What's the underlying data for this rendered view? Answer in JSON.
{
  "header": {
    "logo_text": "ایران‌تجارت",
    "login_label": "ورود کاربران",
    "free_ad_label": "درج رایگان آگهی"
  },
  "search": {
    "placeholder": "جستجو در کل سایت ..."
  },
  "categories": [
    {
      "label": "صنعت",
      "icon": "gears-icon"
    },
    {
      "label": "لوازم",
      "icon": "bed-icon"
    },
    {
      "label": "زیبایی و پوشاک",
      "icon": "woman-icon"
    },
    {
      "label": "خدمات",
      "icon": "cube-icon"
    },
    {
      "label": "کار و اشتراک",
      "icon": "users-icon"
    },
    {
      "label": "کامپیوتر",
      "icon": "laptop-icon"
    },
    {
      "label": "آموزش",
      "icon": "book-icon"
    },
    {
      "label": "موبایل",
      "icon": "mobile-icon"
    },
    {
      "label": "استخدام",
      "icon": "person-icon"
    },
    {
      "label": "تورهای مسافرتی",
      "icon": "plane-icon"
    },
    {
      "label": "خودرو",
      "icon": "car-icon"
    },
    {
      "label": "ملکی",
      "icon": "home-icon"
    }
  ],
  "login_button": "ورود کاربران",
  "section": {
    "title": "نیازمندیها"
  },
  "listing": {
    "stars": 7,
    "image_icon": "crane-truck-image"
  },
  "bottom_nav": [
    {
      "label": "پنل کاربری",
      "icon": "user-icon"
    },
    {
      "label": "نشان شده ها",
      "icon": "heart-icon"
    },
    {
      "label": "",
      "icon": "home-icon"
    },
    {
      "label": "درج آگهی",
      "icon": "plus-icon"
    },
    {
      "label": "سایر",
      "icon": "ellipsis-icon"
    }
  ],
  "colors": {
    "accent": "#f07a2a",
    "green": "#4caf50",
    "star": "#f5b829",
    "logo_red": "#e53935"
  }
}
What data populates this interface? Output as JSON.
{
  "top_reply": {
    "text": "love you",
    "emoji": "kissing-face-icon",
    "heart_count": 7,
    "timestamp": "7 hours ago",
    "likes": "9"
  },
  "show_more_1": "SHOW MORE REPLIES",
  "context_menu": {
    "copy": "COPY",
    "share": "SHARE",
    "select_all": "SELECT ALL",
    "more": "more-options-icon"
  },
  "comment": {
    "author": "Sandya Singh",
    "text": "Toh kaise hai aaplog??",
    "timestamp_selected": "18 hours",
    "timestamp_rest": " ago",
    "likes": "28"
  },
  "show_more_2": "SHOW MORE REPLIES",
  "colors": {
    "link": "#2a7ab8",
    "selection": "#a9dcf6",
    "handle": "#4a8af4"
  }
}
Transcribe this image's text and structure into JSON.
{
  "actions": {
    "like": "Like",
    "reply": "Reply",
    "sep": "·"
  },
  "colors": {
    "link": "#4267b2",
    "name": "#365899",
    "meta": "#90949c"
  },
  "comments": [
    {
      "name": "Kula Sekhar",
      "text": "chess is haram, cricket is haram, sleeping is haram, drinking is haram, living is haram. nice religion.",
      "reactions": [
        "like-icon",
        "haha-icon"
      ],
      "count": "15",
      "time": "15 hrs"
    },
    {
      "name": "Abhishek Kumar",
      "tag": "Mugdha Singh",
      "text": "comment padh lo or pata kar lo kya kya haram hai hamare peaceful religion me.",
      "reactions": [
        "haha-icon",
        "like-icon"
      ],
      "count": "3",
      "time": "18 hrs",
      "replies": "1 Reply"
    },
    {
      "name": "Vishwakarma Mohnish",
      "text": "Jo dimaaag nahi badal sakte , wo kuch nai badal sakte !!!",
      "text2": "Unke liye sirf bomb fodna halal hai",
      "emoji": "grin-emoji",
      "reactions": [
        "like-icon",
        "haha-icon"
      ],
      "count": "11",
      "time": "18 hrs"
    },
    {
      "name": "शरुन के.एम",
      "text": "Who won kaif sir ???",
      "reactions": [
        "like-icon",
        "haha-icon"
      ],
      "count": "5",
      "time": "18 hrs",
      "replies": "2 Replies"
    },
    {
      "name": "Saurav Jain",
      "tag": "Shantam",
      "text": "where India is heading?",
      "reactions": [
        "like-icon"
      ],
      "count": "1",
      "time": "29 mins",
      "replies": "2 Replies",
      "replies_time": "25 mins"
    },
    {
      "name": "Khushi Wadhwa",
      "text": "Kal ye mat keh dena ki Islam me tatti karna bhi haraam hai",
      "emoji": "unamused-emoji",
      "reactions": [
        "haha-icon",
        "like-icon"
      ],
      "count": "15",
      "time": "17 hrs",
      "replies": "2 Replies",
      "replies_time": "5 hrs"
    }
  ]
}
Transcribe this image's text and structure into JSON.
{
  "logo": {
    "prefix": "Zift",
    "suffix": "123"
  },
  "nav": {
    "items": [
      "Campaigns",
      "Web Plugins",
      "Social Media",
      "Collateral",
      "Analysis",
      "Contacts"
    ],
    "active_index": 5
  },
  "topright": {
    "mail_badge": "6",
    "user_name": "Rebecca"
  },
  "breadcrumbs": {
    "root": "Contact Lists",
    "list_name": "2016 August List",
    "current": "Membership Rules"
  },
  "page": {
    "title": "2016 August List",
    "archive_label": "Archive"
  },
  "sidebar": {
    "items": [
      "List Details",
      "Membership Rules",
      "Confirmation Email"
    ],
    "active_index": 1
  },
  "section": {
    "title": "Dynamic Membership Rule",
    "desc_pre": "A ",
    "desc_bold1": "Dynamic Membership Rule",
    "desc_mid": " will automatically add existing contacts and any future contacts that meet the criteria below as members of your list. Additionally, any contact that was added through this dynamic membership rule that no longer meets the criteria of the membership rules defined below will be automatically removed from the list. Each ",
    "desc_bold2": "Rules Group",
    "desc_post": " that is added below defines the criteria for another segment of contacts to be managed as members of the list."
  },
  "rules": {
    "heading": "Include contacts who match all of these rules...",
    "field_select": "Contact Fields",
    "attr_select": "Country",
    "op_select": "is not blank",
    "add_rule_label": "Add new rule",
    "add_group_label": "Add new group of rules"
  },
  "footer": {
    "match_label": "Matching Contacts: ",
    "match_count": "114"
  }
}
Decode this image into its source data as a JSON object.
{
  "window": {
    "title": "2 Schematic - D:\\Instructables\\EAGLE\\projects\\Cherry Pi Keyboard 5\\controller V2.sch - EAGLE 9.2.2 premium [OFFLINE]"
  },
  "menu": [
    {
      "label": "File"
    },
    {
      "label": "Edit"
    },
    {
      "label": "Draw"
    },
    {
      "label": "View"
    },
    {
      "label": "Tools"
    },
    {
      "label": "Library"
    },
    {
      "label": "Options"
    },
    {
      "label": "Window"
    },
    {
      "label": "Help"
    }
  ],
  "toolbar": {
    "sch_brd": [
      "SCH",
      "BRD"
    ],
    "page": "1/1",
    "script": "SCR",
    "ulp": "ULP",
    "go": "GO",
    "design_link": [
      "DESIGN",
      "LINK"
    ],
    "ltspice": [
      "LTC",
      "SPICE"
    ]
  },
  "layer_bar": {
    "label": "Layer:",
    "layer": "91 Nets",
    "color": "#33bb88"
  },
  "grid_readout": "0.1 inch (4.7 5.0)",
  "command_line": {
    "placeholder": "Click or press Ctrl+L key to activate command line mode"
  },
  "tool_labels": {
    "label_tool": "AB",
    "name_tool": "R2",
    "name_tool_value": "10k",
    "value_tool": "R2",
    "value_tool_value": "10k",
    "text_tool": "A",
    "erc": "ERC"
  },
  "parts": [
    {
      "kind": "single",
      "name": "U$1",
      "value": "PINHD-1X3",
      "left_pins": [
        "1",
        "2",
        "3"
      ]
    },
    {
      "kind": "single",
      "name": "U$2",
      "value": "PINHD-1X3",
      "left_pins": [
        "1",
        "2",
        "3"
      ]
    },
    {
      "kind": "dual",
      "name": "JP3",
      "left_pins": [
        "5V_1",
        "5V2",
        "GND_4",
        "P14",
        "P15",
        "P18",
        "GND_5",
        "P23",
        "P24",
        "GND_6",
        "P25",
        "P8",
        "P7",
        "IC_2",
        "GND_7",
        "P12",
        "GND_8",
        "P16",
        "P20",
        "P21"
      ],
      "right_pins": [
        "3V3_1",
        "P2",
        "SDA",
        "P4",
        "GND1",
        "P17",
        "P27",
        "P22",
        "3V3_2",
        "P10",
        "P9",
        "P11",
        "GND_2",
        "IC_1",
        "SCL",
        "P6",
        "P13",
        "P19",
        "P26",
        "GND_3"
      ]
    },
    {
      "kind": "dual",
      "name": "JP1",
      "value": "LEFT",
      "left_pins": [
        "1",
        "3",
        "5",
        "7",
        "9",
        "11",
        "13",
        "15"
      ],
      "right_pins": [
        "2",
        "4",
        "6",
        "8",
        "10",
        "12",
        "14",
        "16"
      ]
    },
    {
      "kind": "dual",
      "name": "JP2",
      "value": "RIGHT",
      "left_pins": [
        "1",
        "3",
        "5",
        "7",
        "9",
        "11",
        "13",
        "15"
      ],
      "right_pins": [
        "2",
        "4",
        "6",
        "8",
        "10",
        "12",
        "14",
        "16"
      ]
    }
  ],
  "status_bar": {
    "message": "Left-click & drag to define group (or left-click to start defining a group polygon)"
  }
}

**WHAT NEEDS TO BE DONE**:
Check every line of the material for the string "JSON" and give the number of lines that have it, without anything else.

**TASK RESPONSE**:
5